The point of this post is not to debate the facts and figures (for once), but to look closely at Mr C’s own thoughts. Not something I’m particularly relishing by the way.

The research is from a highly respected group of English researchers, one of whom has been all but venerated by activist vapers for his optimism over e-cigarettes.

For some oddly bizarre reason, he has linked to VTTV here where Mr Dorn is having a lively discussion with Prof West.  This little nugget bothered me, why would Simone link to VTTV on this article? Not to mention the choice of wording.  Considering that many of us vapers do indeed have a great deal of respect Prof West, the wording choice made little sense coming from Simone.

For all intents and purposes, it struck me that possibly Simone was tying Prof West to VTTV in a non too subtle attempt at an indirect attack on his credibility.  This does make a lot of sense, considering that other researchers have also come under a lot of fire from those in Tobacco Control, even some of their own comrades have felt a bit of heat for even suggesting that e-cigs may actually be a good thing.

Mr C and his fanboi act
Mr C and his fanboi act

Ah, he is deliberately looking for an excuse to write about e-cigs, maybe so he can see who else is going to try to ‘engage’ with him only to block them immediately.  It isn’t lost on me that he felt he had to highlight commercial interests, ‘Big Vaping’ anyone?

An article about e-cigs from Simone wouldn’t at all be complete with reference or mention of his number one idol now would it? The meta-analysis that Frampton Stanz “performed” (actually, he did perform quite a stupid act with it), has already been debunked, trouble is I can’t remember by who or find the link right now.

But today’s Addiction paper addresses this criticism by dividing participants into three groups: those who attempted to quit without the use of e-cigarettes; those who used e-cigarettes occasionally (less than daily); and those who used e-cigarettes daily.

Oh dear, another inconsistency with Simone’s thought process.  The cessation attempt participants were divided into, e-cig use (none, daily and non-daily), socio-demographics, dependence and NRT.  So the data Simone quotes isn’t actually true, just made to look like it was all about e-cigs and only e-cigs when in fact it did include cessation attempts that used traditional NRT.

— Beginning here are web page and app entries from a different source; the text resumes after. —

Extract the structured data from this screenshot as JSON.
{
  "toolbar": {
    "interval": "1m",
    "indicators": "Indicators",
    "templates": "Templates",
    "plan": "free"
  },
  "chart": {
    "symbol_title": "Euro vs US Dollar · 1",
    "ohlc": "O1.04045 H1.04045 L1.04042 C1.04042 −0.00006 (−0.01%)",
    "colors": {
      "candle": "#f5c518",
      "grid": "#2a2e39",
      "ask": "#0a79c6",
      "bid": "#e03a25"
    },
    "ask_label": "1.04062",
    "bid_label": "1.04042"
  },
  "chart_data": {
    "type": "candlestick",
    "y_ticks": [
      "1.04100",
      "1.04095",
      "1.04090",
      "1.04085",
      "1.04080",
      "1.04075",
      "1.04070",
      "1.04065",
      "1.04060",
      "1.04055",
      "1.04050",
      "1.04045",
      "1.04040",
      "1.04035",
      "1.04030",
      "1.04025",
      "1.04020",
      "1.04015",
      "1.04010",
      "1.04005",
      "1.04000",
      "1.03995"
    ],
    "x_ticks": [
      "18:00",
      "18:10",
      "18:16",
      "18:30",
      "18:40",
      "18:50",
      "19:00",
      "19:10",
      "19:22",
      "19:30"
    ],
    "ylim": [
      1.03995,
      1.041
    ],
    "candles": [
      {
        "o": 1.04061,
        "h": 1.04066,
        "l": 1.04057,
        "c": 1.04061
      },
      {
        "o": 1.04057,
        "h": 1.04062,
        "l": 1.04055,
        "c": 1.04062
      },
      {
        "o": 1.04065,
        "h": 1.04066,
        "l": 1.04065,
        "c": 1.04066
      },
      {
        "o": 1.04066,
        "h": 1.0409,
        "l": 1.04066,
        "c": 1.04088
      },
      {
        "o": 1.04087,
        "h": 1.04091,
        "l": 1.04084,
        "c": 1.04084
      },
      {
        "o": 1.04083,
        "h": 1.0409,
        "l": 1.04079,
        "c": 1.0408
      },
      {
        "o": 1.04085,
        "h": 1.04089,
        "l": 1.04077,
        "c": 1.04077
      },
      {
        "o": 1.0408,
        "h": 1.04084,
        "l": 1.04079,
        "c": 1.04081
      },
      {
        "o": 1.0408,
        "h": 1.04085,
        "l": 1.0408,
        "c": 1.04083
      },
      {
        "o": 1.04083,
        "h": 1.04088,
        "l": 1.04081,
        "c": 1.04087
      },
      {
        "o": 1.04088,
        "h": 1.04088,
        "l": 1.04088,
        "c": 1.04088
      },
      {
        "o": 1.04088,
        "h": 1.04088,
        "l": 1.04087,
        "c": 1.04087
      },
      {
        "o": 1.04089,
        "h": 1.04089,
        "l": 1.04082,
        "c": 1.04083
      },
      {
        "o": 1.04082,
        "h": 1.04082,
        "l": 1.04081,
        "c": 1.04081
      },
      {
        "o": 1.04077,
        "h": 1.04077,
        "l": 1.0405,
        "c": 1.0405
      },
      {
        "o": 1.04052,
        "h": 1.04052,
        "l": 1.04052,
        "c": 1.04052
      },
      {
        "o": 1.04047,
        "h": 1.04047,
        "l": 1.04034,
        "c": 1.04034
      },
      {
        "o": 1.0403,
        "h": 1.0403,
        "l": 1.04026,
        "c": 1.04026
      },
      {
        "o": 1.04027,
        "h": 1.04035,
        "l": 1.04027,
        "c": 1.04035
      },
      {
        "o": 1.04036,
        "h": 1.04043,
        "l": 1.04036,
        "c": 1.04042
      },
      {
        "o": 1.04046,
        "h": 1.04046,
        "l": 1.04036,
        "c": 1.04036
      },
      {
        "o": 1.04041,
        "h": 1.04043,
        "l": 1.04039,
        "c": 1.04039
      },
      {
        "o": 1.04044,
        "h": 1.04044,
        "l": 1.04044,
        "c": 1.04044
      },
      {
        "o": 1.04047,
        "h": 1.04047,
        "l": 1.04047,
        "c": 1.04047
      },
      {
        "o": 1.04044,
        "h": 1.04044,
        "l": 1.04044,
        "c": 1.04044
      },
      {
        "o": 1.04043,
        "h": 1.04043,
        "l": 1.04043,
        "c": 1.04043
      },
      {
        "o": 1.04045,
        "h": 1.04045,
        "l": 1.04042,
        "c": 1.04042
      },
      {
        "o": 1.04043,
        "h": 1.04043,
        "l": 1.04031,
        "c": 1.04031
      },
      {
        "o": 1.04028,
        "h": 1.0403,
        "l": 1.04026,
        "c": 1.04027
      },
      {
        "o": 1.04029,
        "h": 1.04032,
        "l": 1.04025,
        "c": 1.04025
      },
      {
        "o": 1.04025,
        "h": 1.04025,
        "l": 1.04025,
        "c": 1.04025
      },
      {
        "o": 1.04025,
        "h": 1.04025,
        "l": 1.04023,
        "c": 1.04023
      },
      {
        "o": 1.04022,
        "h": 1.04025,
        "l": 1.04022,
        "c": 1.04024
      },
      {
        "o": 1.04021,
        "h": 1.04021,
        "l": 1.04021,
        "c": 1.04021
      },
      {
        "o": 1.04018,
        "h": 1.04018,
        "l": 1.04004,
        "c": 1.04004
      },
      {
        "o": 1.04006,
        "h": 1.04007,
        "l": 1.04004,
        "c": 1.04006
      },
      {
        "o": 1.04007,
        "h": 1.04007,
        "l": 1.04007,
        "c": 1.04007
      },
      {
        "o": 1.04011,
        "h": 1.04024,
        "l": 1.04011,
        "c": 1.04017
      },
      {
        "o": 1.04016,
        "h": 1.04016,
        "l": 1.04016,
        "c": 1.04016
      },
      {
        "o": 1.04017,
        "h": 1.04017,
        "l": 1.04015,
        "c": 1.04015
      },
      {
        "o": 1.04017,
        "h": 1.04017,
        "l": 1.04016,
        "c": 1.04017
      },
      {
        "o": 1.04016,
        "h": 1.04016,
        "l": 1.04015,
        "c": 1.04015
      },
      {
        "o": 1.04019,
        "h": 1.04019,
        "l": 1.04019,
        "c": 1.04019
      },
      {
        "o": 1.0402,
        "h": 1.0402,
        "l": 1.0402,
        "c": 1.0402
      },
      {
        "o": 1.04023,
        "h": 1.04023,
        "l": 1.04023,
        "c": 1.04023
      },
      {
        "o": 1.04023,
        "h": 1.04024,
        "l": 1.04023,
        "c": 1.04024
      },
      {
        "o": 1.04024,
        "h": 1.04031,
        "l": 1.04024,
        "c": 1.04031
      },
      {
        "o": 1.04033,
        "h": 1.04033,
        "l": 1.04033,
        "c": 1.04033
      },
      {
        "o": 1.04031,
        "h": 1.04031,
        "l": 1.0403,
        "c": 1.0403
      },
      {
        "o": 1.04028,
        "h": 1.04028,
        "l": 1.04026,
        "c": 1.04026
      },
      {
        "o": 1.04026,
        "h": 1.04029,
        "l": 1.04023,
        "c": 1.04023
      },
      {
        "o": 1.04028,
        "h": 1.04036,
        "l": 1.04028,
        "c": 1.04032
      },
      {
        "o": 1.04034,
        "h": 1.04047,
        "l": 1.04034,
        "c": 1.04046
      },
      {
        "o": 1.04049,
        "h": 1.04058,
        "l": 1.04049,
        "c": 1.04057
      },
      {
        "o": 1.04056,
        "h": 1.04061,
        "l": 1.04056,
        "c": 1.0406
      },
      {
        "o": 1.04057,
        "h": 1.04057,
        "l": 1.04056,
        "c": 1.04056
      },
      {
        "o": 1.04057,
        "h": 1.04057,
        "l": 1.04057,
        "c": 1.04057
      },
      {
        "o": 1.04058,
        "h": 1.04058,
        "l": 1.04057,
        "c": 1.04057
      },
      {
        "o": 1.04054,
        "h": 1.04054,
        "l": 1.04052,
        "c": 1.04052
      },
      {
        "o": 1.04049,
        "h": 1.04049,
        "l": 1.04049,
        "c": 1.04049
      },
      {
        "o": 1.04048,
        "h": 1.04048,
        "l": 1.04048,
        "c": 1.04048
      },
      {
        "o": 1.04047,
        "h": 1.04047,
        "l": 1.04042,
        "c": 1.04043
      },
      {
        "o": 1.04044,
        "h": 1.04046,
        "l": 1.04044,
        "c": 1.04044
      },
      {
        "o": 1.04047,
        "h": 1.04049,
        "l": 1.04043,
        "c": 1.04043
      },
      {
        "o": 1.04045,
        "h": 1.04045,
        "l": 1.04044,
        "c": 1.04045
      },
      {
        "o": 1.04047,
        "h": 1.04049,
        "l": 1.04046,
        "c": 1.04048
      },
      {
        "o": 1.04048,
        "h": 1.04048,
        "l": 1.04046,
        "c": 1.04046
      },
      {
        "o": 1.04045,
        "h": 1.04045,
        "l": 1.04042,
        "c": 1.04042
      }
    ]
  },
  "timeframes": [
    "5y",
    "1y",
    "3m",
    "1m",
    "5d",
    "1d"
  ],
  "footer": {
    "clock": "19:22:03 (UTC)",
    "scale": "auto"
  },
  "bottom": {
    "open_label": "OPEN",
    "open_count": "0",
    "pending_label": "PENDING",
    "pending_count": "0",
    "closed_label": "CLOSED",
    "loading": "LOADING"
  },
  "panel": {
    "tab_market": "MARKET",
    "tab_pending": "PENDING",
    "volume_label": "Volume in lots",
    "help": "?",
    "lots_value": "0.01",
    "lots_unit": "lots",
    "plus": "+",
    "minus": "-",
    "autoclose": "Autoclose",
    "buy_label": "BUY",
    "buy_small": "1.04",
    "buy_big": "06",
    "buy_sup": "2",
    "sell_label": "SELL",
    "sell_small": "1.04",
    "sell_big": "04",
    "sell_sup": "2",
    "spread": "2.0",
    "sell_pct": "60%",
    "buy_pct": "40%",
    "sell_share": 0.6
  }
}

Simone goes on, and on, and on in very similar vein, citing all kinds of ‘studies’ that may lend any credence to the utter rubbish he is trying to sell, it does seem that he keeps trying to liken vapers to an unruly bunch, this time he likens us to drink drivers.



Not to mention that he is effectively saying that all our stories are to be dismissed as anecdotal and must not be used in ‘public health’. Yet in the comments…


So he insists that anecdotes are dismissed when forming ‘public health policy’, yet clearly states that the commentator who told their story is not dismissed as an anecdote.

Poor Simone, must be losing his marbles, but don’t worry he’ll tell you it’s all in your imagination just like the noise from wind farms.


Don’t worry Simone, at least actual Professors, researchers and doctors understand the science behind all this.

Bauld Hajeck Knapton


By the way, COI?







No such thing. Natch.